“Yeah,” said Nick slowly. “It’s been a long time, Ken. “We’ve known each other a lot of years. I’m not the type to hold a grudge, but what you did and what happened to me as a consequence of your actions—and my actions—can’t be undone. We can’t go back to how we were, the trust is gone.”
Kenny lowered his head, shame colouring his roughened features.
Nick took a deep breath.
“I can’t play alongside you again, we’ll never be teammates, but I appreciate you stepping up and wanting to take part. I’m sure Coach will be happy to have you in the opposing side. I’ll let him know you’re available. I accept your apology.”
Kenny swallowed as Nick held out his hand.
“Thanks, mate. That’s … well, thank you.”
“I’m in a good place now,” said Nick quietly as they shook hands. “I think things happen for a reason.”
AT THE END of the following week, Brian Noble, the coach who’d volunteered to train the teams for the testimonial, gathered them all together. Including Kenny.
“That’s the last session down. Well done, lads. It’s been a pleasure working with you this fortnight. I’m impressed … and surprised how some of you got through the last few days of training.”
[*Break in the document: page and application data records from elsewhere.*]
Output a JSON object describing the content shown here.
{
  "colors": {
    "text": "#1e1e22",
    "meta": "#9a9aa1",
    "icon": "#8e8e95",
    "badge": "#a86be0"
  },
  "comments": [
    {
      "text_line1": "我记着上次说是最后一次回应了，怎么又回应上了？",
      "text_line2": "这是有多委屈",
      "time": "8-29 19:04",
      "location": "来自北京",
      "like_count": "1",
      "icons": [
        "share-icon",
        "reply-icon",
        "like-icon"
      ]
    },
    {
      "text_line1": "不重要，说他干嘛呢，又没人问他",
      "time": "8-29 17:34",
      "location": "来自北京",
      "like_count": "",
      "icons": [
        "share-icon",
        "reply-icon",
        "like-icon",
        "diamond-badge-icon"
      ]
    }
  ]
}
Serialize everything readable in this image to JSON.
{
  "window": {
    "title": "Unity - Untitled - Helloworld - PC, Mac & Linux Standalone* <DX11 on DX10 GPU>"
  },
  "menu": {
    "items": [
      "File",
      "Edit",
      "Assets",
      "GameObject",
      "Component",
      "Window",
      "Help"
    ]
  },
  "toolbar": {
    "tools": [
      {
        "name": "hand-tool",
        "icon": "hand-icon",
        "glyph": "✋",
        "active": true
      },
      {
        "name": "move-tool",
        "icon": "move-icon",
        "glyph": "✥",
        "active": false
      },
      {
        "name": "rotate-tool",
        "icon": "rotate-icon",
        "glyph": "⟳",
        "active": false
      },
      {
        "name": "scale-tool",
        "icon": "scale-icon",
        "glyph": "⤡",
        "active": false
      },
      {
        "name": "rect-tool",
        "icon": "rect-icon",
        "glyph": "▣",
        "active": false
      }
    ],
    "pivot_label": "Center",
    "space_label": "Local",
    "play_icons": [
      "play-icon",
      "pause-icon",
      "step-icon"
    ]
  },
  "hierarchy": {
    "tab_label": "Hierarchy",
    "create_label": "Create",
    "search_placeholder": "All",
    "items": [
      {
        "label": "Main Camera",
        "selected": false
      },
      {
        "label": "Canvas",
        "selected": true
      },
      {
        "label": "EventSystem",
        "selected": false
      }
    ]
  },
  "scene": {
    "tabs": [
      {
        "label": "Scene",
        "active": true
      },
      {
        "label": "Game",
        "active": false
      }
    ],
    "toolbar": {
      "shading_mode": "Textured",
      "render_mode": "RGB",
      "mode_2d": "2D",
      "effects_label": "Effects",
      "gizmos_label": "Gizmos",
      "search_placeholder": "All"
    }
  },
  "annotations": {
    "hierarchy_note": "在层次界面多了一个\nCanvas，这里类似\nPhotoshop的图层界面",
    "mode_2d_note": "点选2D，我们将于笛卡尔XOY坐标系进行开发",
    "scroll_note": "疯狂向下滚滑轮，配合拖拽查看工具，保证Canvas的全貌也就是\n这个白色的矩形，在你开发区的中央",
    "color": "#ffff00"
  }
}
He pointed at the group of older players who’d been retired a while, and they laughed, chucking towels at his head.
ickenham is a sell-out for our Nick, so if there’s ever a place for ex-teammates to settle any beef between each other, it’s on that field, in front of a sell-out crowd.”
Kenny joined in the laughter, but Nick caught his faint grimace.
It had been a challenging week for him, and a few of Nick’s teammates had given him a hard time, but he’d toughed it out.
“See you all on Saturday!”
NICK ARRIVED AT the stadium over an hour before the other players. Anna had offered to come with him, but she also understood when he told her that he needed to do this for himself.
As he walked along those empty corridors, his footsteps echoed, surrounded with all the incredible memories—the crowds, the cheers, the electric atmosphere, the emotions, the sense of pride and achievement, winning the World Cup twice, the pinnacle of his career. And now, it was the last time that he’d play here. It didn’t seem real.
The locker room smelled of pine-scented disinfectant. The team’s shirts were already hanging in place. Nick walked around the room, touching them with a sense of awe, a tug of sadness. After today, he was on the outside. If he ever came back to visit, he’d be the one watching all the action, but no longer part of it. He was benched for the rest of his life.
When he reached the iconic number 17 shirt, his shirt, he sat down with heavy thoughts, memories filling his mind.
He forced himself to think about today’s game. He was genuinely excited to play.
In theory, the game would be more relaxed than competition games, but he knew that as soon as the first bone-crushing tackle went in, as athletes, every one of them would want to win.
He picked up his kitbag and pulled out his lucky Speedos. They looked a bit threadbare these days because he’d worn them in every game since Anna had given them to him. He’d be wearing them today.
As he unfolded the Speedos, a note fluttered to the floor. He picked it up, brushing the crumpled paper flat, then reading the looping, handwritten words.
My darling Nick,
Enjoy today, my love. You deserve this. You’ve worked so hard to get here, on and off the field. Be yourself. Be amazing.